In this memoir, New York radio DJ Carol Miller comes across as a pleasant, fairly discreet person, which turns out to be a negative quality when it comes to sharing stories about a life lived at the edges of rock ’n’ roll for more than 40 years. Miller used to date Steven Tyler, and it’s typical of her approach to her own story that this book opens with her first visit to his hotel room, when they both fell asleep in the same bed, but nothing untoward happened. (“See,” Tyler says, “I told ya you wouldn’t have to do anything!”) A rock book can be more than steamy gossip and accounts of staggering away from the site of the latest orgy, but the promise of juicy details about some of the legends she’s met along the way is the only thing Miller might have to contribute to the history of the music; her sensibility and viewpoint just aren’t strong or distinctive enough to justify a book by themselves. (It’s a measure of how nicey-nice Miller’s book is that her adjective of choice for Tyler is “childlike.” Based on some of the details she gives—like the Lou Reed of Lester Bangs’ acquaintance, he can barely be trusted to take a walk around the block without getting lost—that must be her euphemism for “three bricks shy of a load.”)
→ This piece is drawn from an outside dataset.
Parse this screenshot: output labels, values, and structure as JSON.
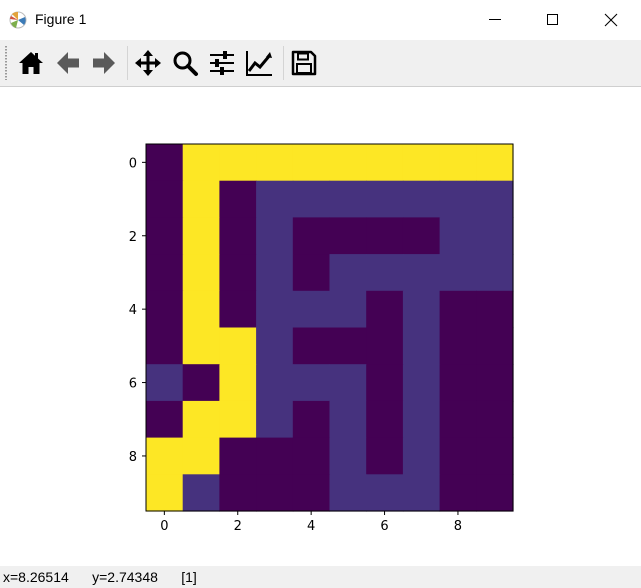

The arc of Miller’s career reads like a TV show designed to encapsulate the importance of rock music to the yuppiefied denizens of Boomer Nation. After reacting with nothing more than polite appreciation to the work of Elvis Presley—“Elvis didn’t look very intelligent to me,” she notes—she catches a bad case of Beatlemania, especially after a school friend arranges for her to attend a preshow rehearsal of one of their appearances on The Ed Sullivan Show. She falls in love with spinning records on the air during a stint with her campus radio station, and by 1973, she’s in New York, witnessing the ascent of Bruce Springsteen—and by her account, maintaining a vague, politely disinterested attitude toward the cultural ferment going on around her. Meeting Gloria Steinem, she says, “Thanks for what you’re doing for us.” Then she adds, “I was not actually sure what it was she was doing except that it involved plenty of strident feminist flag-waving—but even if I didn’t agree with everything about the women’s movement, I knew she was doing important things for my gender.” (Steinem expresses interest about coming on Miller’s show, and Miller blows her off: “I probably should have followed up on her request, but I just assumed she was being polite,” she explains. This is not how successful, high-profile New York media careers are supposed to be made.)
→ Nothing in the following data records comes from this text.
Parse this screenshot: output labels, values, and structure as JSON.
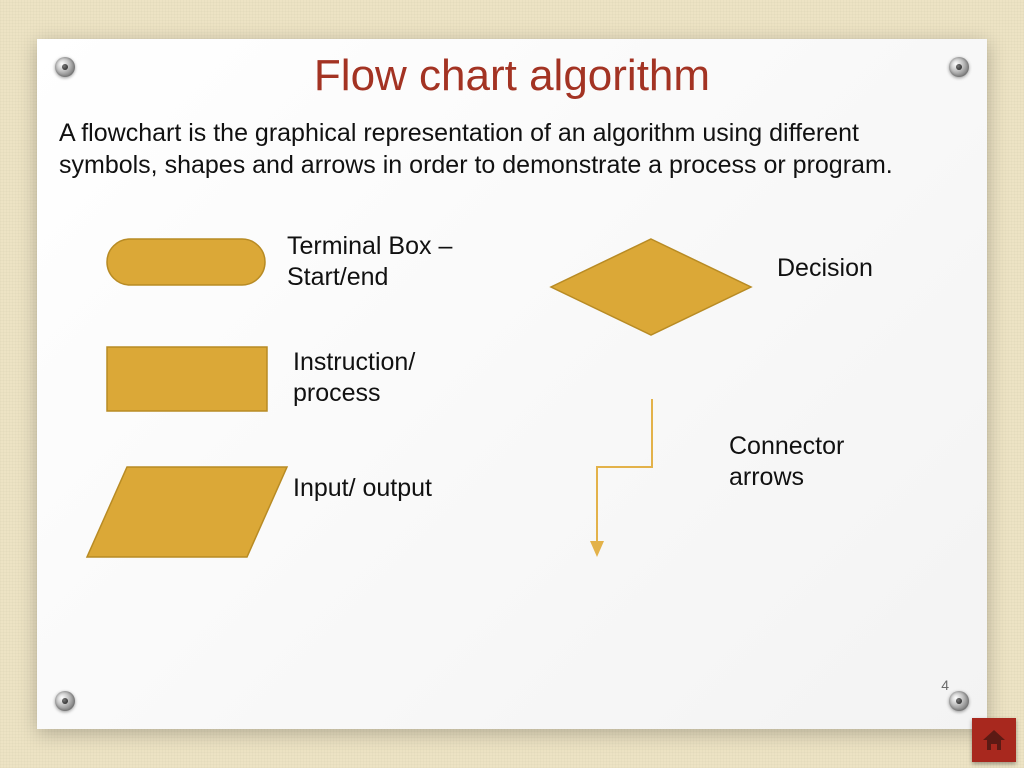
{
  "title": "Flow chart algorithm",
  "description": " A flowchart is the graphical representation of an algorithm using different symbols, shapes and arrows in order to demonstrate a process or program.",
  "symbols": {
    "terminal": "Terminal Box – Start/end",
    "instruction": "Instruction/ process",
    "io": "Input/ output",
    "decision": "Decision",
    "connector": "Connector arrows"
  },
  "page_number": "4",
  "colors": {
    "shape_fill": "#dba837",
    "shape_stroke": "#b88b24",
    "title": "#a33323"
  }
}
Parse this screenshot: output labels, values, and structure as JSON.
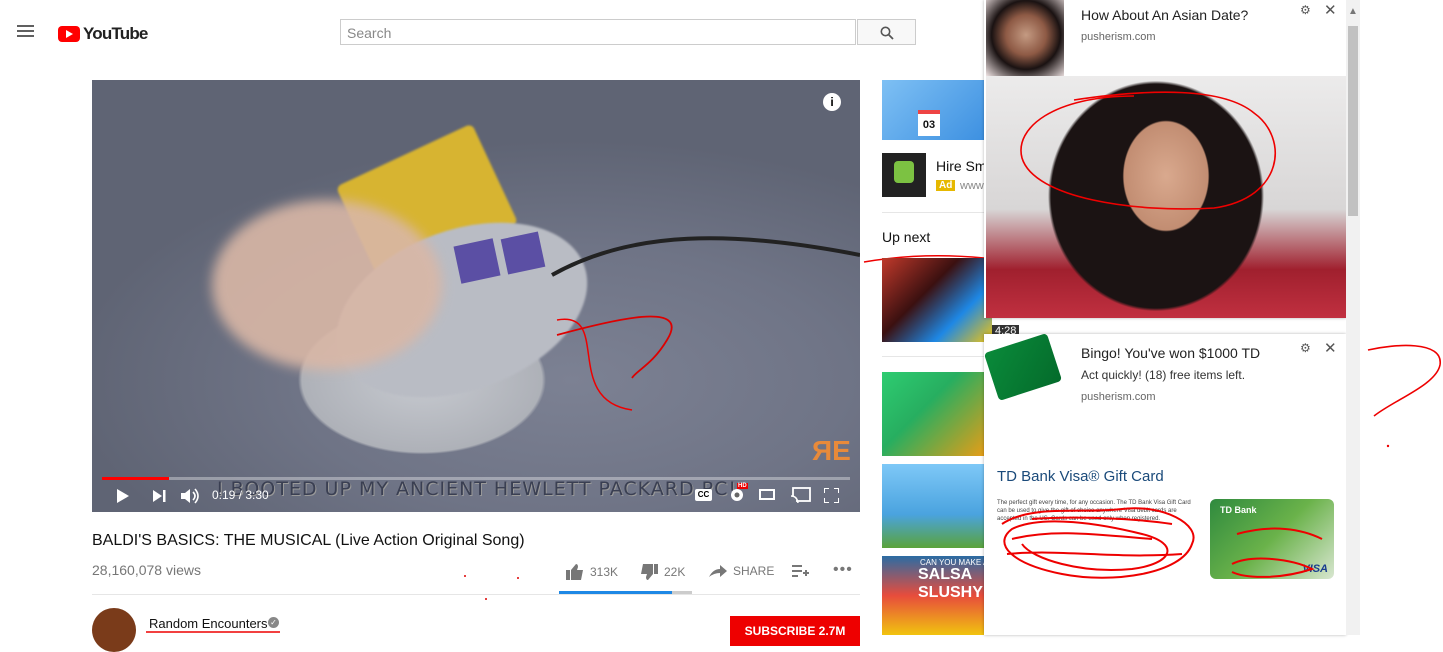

The great surprise of Miller’s book is how dispassionately she describes her love affair with rock. For all the excitement she conveys about her favorites and near-favorites, it might as well just be aural wallpaper. She doesn’t make up for it with the eccentricity or sharpness of her taste, either. At one point, she meets Joe Strummer—an “ornery little fellow”—and responds to his complaint that her station doesn’t play The Clash with the withering comeback that she might “if you could write a song half as good as Bruce.” She also disses KC And The Sunshine Band as “impossibly platform-shoed lightweights”—big words from someone who boasts that the first record she ever played as a professional DJ was by Jethro Tull.
It isn’t that the music isn’t important to her; she’s just as dispassionate when writing about her encounters with workplace sexism, her battles against cancer, and her feeling that her choice of career made her a disappointment to her parents. Actually, the material about her family is the most entertaining part of the book, maybe because it at least covers ground not already dealt with in any Rolling Stone cover story. This is the rare celebrity autobiography that peaks before the author does whatever made her famous enough to land a book contract.